The author connects the isolation we feel in our modern lives with the ease and convenience of shopping at big box stores. We can shop and rarely be bothered by other people, and at some stores we can even checkout without a human cashier. Buying online makes it even easier to avoid human contact. The items we buy and the money we spend are out attempts to fill in the emptiness and loneliness of our lives. This same sense of isolation is what keeps us shopping corporate because we think that as an individual we cannot make a difference. That big box store will never notice if we decide to spend $40 at a locally owned store. Shopping local helps connect us to our community and the people in it helping to alleviate our isolation and making us realize it can be nice having non-virtual friends. Shopping local benefits the community as well. One of the few statistics in the book is eye popping. For every $10 spent at a corporate store $1 – $3 stays in the community, but that same $10 spent at a locally own business means $4 – $7 stays in the community. This means more dollars to support education, infrastructure, cultural centers, and parks and playgrounds. All of which make the community a better place to live.
Many people do not buy at locally owned stores because they think it is too expensive. Rollwagen found that buying local was not at all expensive, and she explains in great detail the true costs of (slightly) less expensive goods in corporate stores. Stores want to make profits, and in order to sell things cheaply and quickly and turn a profit requires the stores to cut costs in other areas. One way big box stores keep costs down is through lower quality merchandise. Those cheap DVD players and steak knife sets will probably only last a few years. Corporate stores also hold down costs by treating their employees poorly. Retail employees at big box stores are rarely paid a living wage (Many employees of large corporate and fast food chains are on public assistance even though they work full-time.) and usually do not receive benefits. In addition, much of the merchandise sold in these stores is made overseas by factory workers in slave like conditions or in some cases actual slavery. The dominance of corporate giants reduces competition leading to a monopoly and further labor abuses and limits what we can buy and how. Rollwagen also does a great job of explaining optimal product placement for impulse buying. So even though you got a great deal on that flat screen TV, you still spent more than the original cost on DVDs, candy, and a new TV stand.
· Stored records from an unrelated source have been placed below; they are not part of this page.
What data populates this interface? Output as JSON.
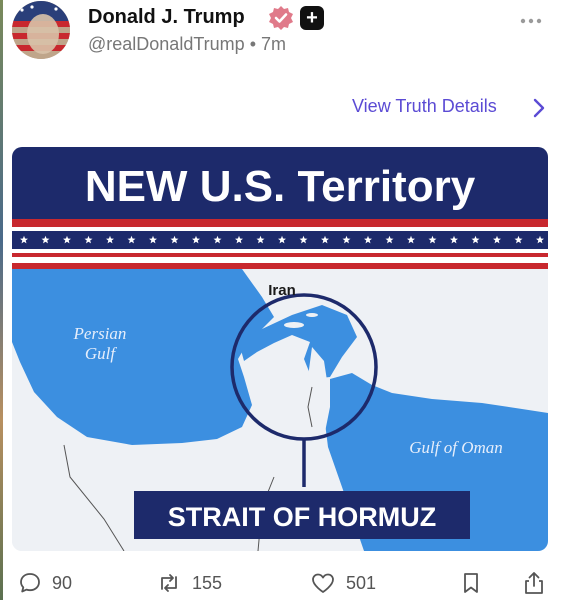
{
  "post": {
    "author_name": "Donald J. Trump",
    "handle": "@realDonaldTrump",
    "separator": "•",
    "time_ago": "7m",
    "view_details_label": "View Truth Details",
    "more_icon": "ellipsis-icon",
    "verified_icon": "verified-badge-icon",
    "plus_icon": "plus-badge-icon",
    "accent_color": "#5b4bd4"
  },
  "image": {
    "banner_title": "NEW U.S. Territory",
    "label_iran": "Iran",
    "label_persian_gulf_1": "Persian",
    "label_persian_gulf_2": "Gulf",
    "label_gulf_of_oman": "Gulf of Oman",
    "callout": "STRAIT OF HORMUZ",
    "colors": {
      "navy": "#1d2a6b",
      "red": "#c8282e",
      "water": "#3c8fe0",
      "land": "#eef1f5"
    }
  },
  "actions": {
    "reply": {
      "icon": "reply-icon",
      "count": "90"
    },
    "retruth": {
      "icon": "retruth-icon",
      "count": "155"
    },
    "like": {
      "icon": "heart-icon",
      "count": "501"
    },
    "bookmark": {
      "icon": "bookmark-icon"
    },
    "share": {
      "icon": "share-icon"
    }
  }
}
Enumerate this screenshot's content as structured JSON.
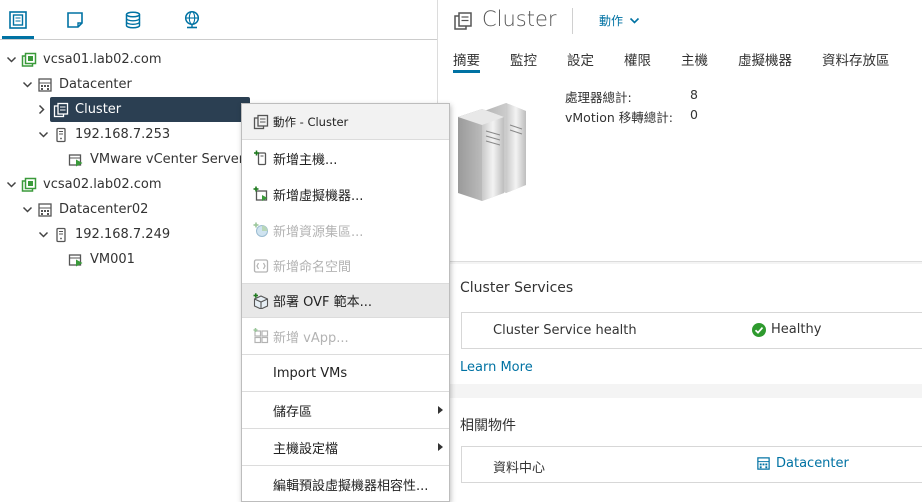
{
  "colors": {
    "accent": "#0072a3",
    "selected_bg": "#2b3f52",
    "ok_green": "#2e9a2e",
    "host_green": "#2f8d2f"
  },
  "nav_tabs": [
    {
      "icon": "hosts-clusters-icon"
    },
    {
      "icon": "vms-templates-icon"
    },
    {
      "icon": "storage-icon"
    },
    {
      "icon": "network-icon"
    }
  ],
  "tree": [
    {
      "label": "vcsa01.lab02.com",
      "icon": "vcenter-icon"
    },
    {
      "label": "Datacenter",
      "icon": "datacenter-icon"
    },
    {
      "label": "Cluster",
      "icon": "cluster-icon"
    },
    {
      "label": "192.168.7.253",
      "icon": "host-icon"
    },
    {
      "label": "VMware vCenter Server",
      "icon": "vm-icon"
    },
    {
      "label": "vcsa02.lab02.com",
      "icon": "vcenter-icon"
    },
    {
      "label": "Datacenter02",
      "icon": "datacenter-icon"
    },
    {
      "label": "192.168.7.249",
      "icon": "host-icon"
    },
    {
      "label": "VM001",
      "icon": "vm-icon"
    }
  ],
  "header": {
    "title": "Cluster",
    "actions_label": "動作",
    "tabs": [
      "摘要",
      "監控",
      "設定",
      "權限",
      "主機",
      "虛擬機器",
      "資料存放區"
    ]
  },
  "summary": {
    "rows": [
      {
        "key": "處理器總計:",
        "value": "8"
      },
      {
        "key": "vMotion 移轉總計:",
        "value": "0"
      }
    ]
  },
  "services": {
    "title": "Cluster Services",
    "health_label": "Cluster Service health",
    "health_value": "Healthy",
    "learn_more": "Learn More"
  },
  "related": {
    "title": "相關物件",
    "row_label": "資料中心",
    "row_value": "Datacenter"
  },
  "context_menu": {
    "header": "動作 - Cluster",
    "items": [
      {
        "label": "新增主機...",
        "icon": "add-host-icon",
        "enabled": true
      },
      {
        "label": "新增虛擬機器...",
        "icon": "new-vm-icon",
        "enabled": true
      },
      {
        "label": "新增資源集區...",
        "icon": "resource-pool-icon",
        "enabled": false
      },
      {
        "label": "新增命名空間",
        "icon": "namespace-icon",
        "enabled": false
      },
      {
        "label": "部署 OVF 範本...",
        "icon": "deploy-ovf-icon",
        "enabled": true
      },
      {
        "label": "新增 vApp...",
        "icon": "vapp-icon",
        "enabled": false
      },
      {
        "label": "Import VMs",
        "enabled": true
      },
      {
        "label": "儲存區",
        "enabled": true
      },
      {
        "label": "主機設定檔",
        "enabled": true
      },
      {
        "label": "編輯預設虛擬機器相容性...",
        "enabled": true
      }
    ]
  }
}
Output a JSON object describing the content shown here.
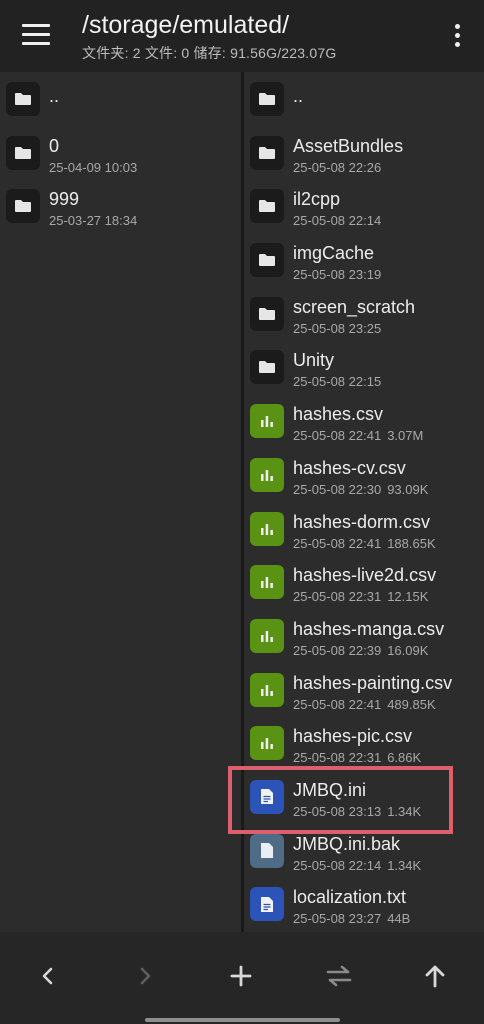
{
  "header": {
    "path": "/storage/emulated/",
    "summary": "文件夹: 2  文件: 0  储存: 91.56G/223.07G"
  },
  "left_pane": {
    "items": [
      {
        "name": "..",
        "date": "",
        "size": "",
        "type": "folder"
      },
      {
        "name": "0",
        "date": "25-04-09 10:03",
        "size": "",
        "type": "folder"
      },
      {
        "name": "999",
        "date": "25-03-27 18:34",
        "size": "",
        "type": "folder"
      }
    ]
  },
  "right_pane": {
    "items": [
      {
        "name": "..",
        "date": "",
        "size": "",
        "type": "folder"
      },
      {
        "name": "AssetBundles",
        "date": "25-05-08 22:26",
        "size": "",
        "type": "folder"
      },
      {
        "name": "il2cpp",
        "date": "25-05-08 22:14",
        "size": "",
        "type": "folder"
      },
      {
        "name": "imgCache",
        "date": "25-05-08 23:19",
        "size": "",
        "type": "folder"
      },
      {
        "name": "screen_scratch",
        "date": "25-05-08 23:25",
        "size": "",
        "type": "folder"
      },
      {
        "name": "Unity",
        "date": "25-05-08 22:15",
        "size": "",
        "type": "folder"
      },
      {
        "name": "hashes.csv",
        "date": "25-05-08 22:41",
        "size": "3.07M",
        "type": "csv"
      },
      {
        "name": "hashes-cv.csv",
        "date": "25-05-08 22:30",
        "size": "93.09K",
        "type": "csv"
      },
      {
        "name": "hashes-dorm.csv",
        "date": "25-05-08 22:41",
        "size": "188.65K",
        "type": "csv"
      },
      {
        "name": "hashes-live2d.csv",
        "date": "25-05-08 22:31",
        "size": "12.15K",
        "type": "csv"
      },
      {
        "name": "hashes-manga.csv",
        "date": "25-05-08 22:39",
        "size": "16.09K",
        "type": "csv"
      },
      {
        "name": "hashes-painting.csv",
        "date": "25-05-08 22:41",
        "size": "489.85K",
        "type": "csv"
      },
      {
        "name": "hashes-pic.csv",
        "date": "25-05-08 22:31",
        "size": "6.86K",
        "type": "csv"
      },
      {
        "name": "JMBQ.ini",
        "date": "25-05-08 23:13",
        "size": "1.34K",
        "type": "doc"
      },
      {
        "name": "JMBQ.ini.bak",
        "date": "25-05-08 22:14",
        "size": "1.34K",
        "type": "docbak"
      },
      {
        "name": "localization.txt",
        "date": "25-05-08 23:27",
        "size": "44B",
        "type": "doc"
      }
    ]
  },
  "bottom_bar": {
    "buttons": [
      "back-icon",
      "forward-icon",
      "add-icon",
      "swap-icon",
      "up-icon"
    ]
  },
  "colors": {
    "csv_icon": "#5a9214",
    "doc_icon": "#2c53b8",
    "bak_icon": "#4f6b85",
    "highlight": "#dc5f6b"
  }
}
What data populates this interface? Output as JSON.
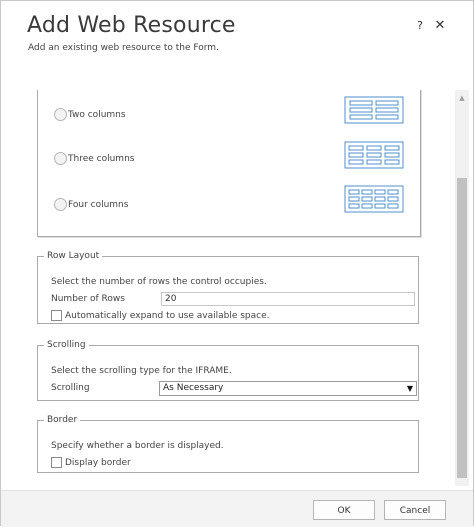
{
  "dialog": {
    "title": "Add Web Resource",
    "subtitle": "Add an existing web resource to the Form.",
    "help_label": "?",
    "close_label": "✕"
  },
  "columns": {
    "options": [
      {
        "label": "Two columns",
        "icon": "two-column-layout-icon",
        "selected": false
      },
      {
        "label": "Three columns",
        "icon": "three-column-layout-icon",
        "selected": false
      },
      {
        "label": "Four columns",
        "icon": "four-column-layout-icon",
        "selected": false
      }
    ]
  },
  "row_layout": {
    "legend": "Row Layout",
    "description": "Select the number of rows the control occupies.",
    "rows_label": "Number of Rows",
    "rows_value": "20",
    "auto_expand_label": "Automatically expand to use available space.",
    "auto_expand_checked": false
  },
  "scrolling": {
    "legend": "Scrolling",
    "description": "Select the scrolling type for the IFRAME.",
    "label": "Scrolling",
    "value": "As Necessary"
  },
  "border": {
    "legend": "Border",
    "description": "Specify whether a border is displayed.",
    "display_border_label": "Display border",
    "display_border_checked": false
  },
  "footer": {
    "ok_label": "OK",
    "cancel_label": "Cancel"
  },
  "colors": {
    "layout_icon_stroke": "#4d8fcc",
    "layout_icon_fill": "#ffffff"
  }
}
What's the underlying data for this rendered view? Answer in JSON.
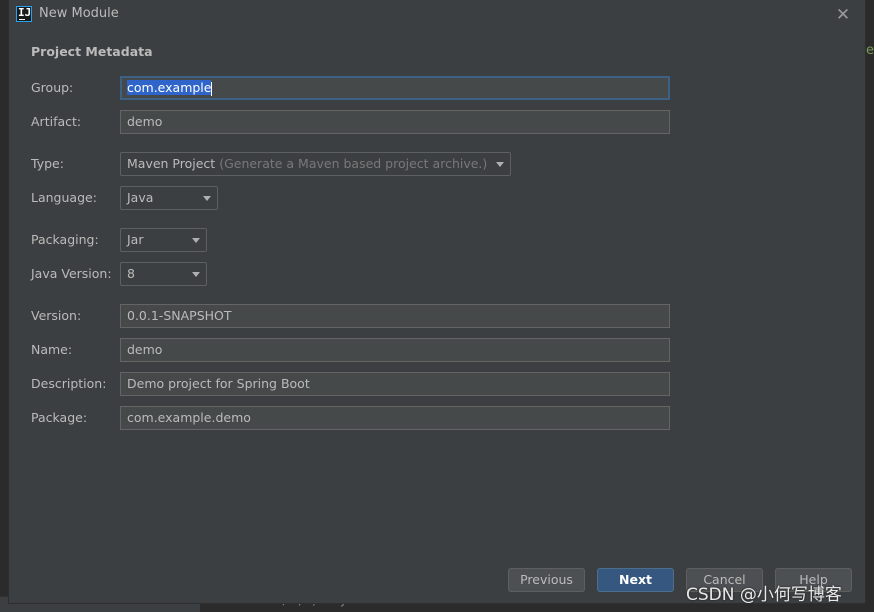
{
  "window": {
    "title": "New Module",
    "app_icon_glyph": "IJ",
    "close_glyph": "✕"
  },
  "section_title": "Project Metadata",
  "fields": {
    "group": {
      "label": "Group:",
      "value": "com.example"
    },
    "artifact": {
      "label": "Artifact:",
      "value": "demo"
    },
    "type": {
      "label": "Type:",
      "value": "Maven Project",
      "hint": "(Generate a Maven based project archive.)"
    },
    "language": {
      "label": "Language:",
      "value": "Java"
    },
    "packaging": {
      "label": "Packaging:",
      "value": "Jar"
    },
    "java_version": {
      "label": "Java Version:",
      "value": "8"
    },
    "version": {
      "label": "Version:",
      "value": "0.0.1-SNAPSHOT"
    },
    "name": {
      "label": "Name:",
      "value": "demo"
    },
    "description": {
      "label": "Description:",
      "value": "Demo project for Spring Boot"
    },
    "package": {
      "label": "Package:",
      "value": "com.example.demo"
    }
  },
  "buttons": {
    "previous": "Previous",
    "next": "Next",
    "cancel": "Cancel",
    "help": "Help"
  },
  "watermark": "CSDN @小何写博客",
  "background_code": {
    "right_gutter_char": "e",
    "bottom_fragment": "/ , ) r        y"
  },
  "colors": {
    "dialog_bg": "#3c3f41",
    "field_bg": "#45494a",
    "focus_border": "#3d6185",
    "selection": "#2f65ca",
    "primary_button": "#365880"
  }
}
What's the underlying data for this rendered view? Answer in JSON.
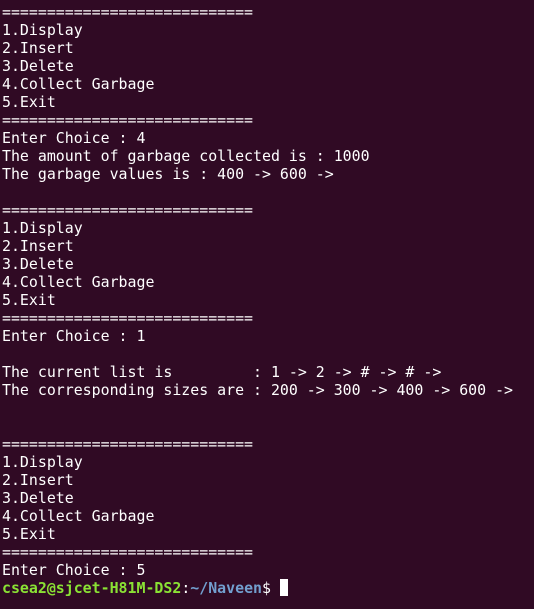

Rollwagen is sometimes too idealistic when it comes to local shopping. Her assertion local stores always provide good service I have found is not true. The book started as a blog, and that is evident in some redundancy throughout the text. Her chapter on faith and money seemed a bit out of place, but she is from Alabama. Rollwagen, a college educated, middle class woman, does not address what role privilege plays in lifestyle choices like only shopping locally. While the local scene varies depending on your city, it can also vary depending on where you live in that city. Residents of lower socio-economic areas of the city may not have the same access to local stores as those who live in re-gentrified areas, and their budgets may be so tight that the little extra money they would spend locally might be enough to bust them for the month.
When I started reading The Localist I was skeptical I could shop local and find everything I need where I live. Rollwagen’s definition of local as statewide means I can still shop at Publix, and her advice to “shop localish” – make small changes and do what you can when you can – was inspiring and helpful. My biggest obstacle to shopping local was Rollwagen’s too, but in the exact opposite way. While the author does not like shopping for clothes, I am a clothes horse. Rollwagen found she buy clothes at thrift stores, which is not an option for me. I will continue to buy clothes from trusted online retailers until I live in an area where I can buy bespoke clothes (and have enough money to afford them).
Overall, Rollwagen has written a passionate, well-thought out book on the benefits of shopping local. If nothing else, this book does a great job of reminding us of the true costs of our cheaply made, quickly delivered goods. No matter where you live this book is a great read to help you understand the political and economic realities of 2015 America.
Available from The Bitter Southerner.